Kasworm has put tracker collars on several bears. In August, several of the bears located themselves on mid- to high-elevation southern slopes, indicating they likely found productive berry patches. He and his colleagues are now using the bears to identify productive berry areas by noting where they hang out in late summer and then visiting those locations to see if they’re good beds. Then they record conditions at those locations and use the data to predict where berries might occur elsewhere.
“We do that by looking at things like soils, slope, elevation, orientation, canopy and a whole bunch of different things that are there to ask the bears where the good spots are and use that information to do.” try to project over a larger area where similar sites are located.”
“I started looking at blueberries in part because they are a very big part of the bear diet. At Glacier National Park, which is where most of my work is focused, blueberries make up over 50% of their diet in midsummer, which is a fairly large component, and during the time when they’re gaining fat to be able to overwinter.
“The other thing I learned doing this work is how many other species depend on blueberries. It really is a key species. We found coyotes and martens and weasels (with berries) and we took pictures of all kinds of birds and small mammals that also eat blueberries. I don’t know how important they are to all of these species, but I do know they are part of their diet.”
Tabitah Graves, scientist at the US Geological Survey
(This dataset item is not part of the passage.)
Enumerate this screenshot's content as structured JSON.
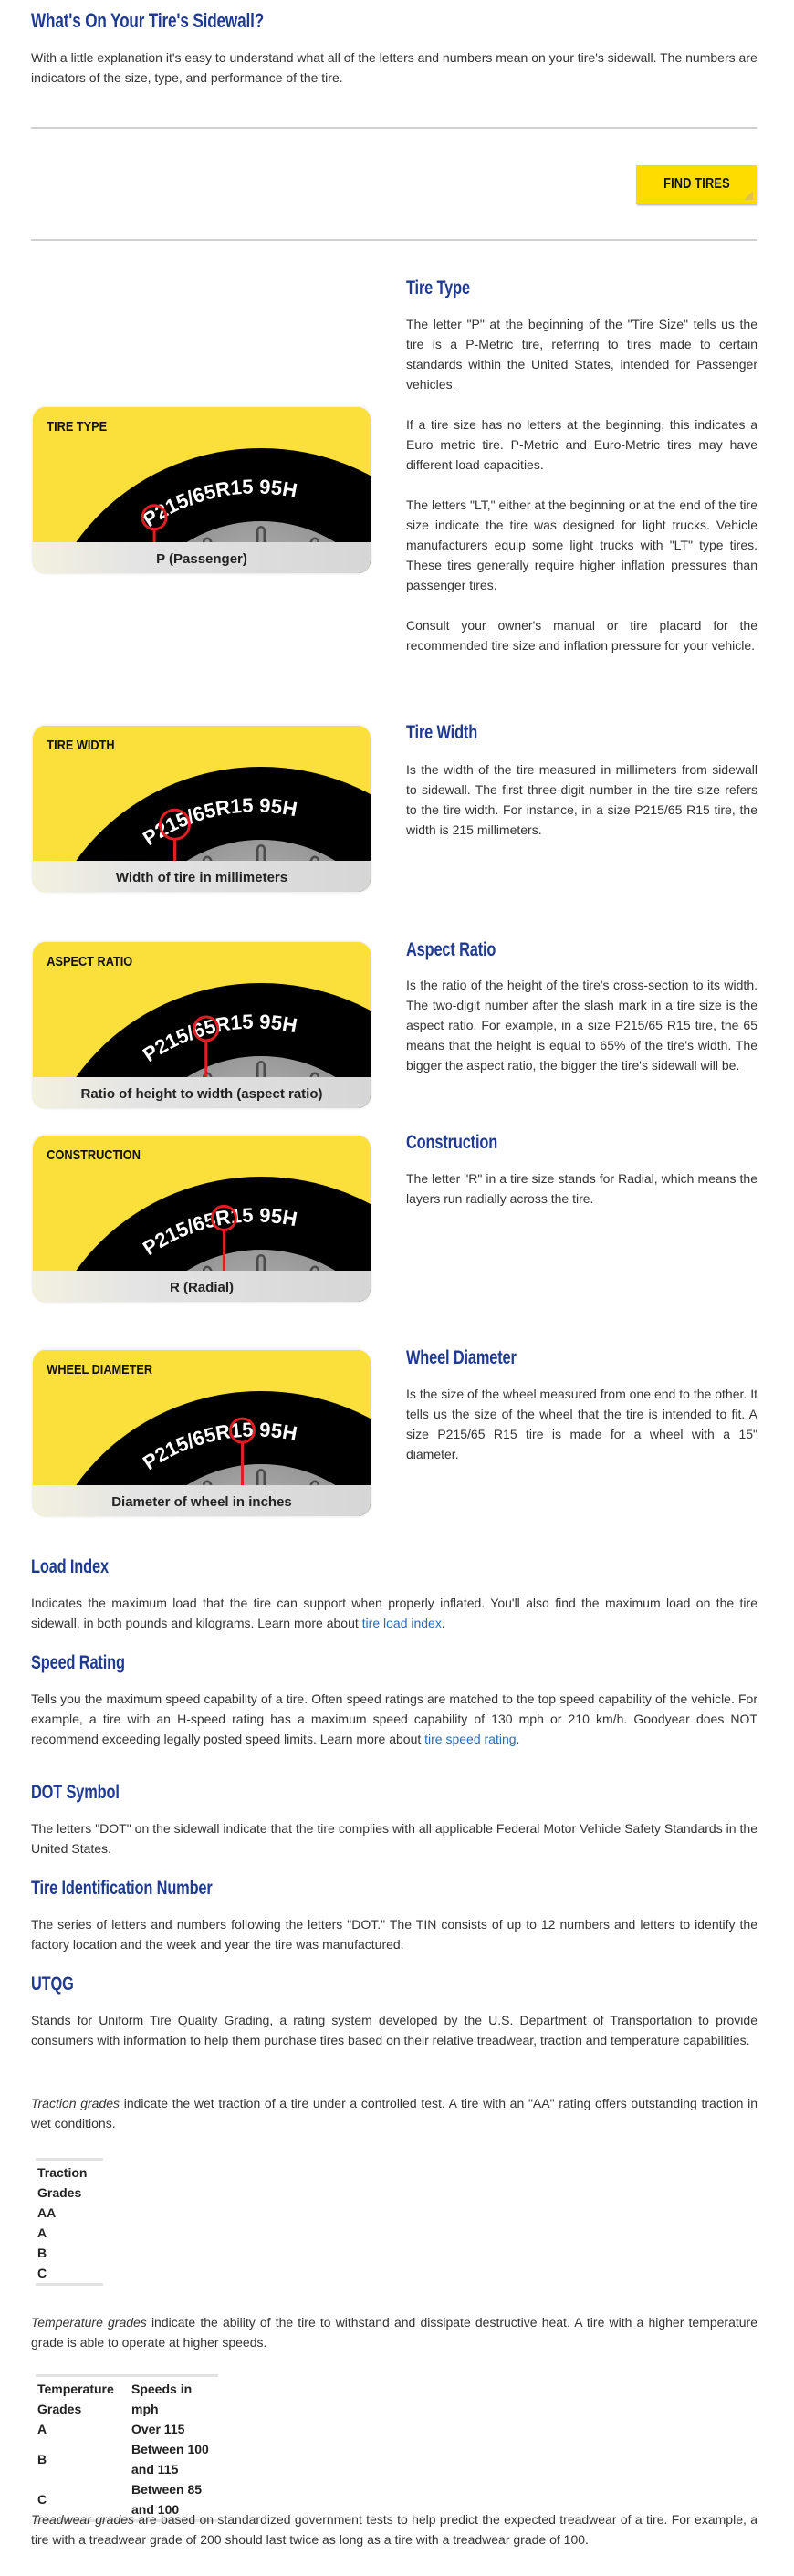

“It’s the juice, the soluble sugars in that juice — that bears come out of (blueberries) because they turn over their stomach contents pretty quickly. A bear’s approach to doing something is to keep eating, get what you can quickly and easily, defecate or remove it from the system and keep eating. In this way, they are trying to capitalize on a more short-term food resource and get as much out of it as possible when it is available.”
Grizzly bear biologist Wayne Kasworm explains why bear poop is filled with unchewed berries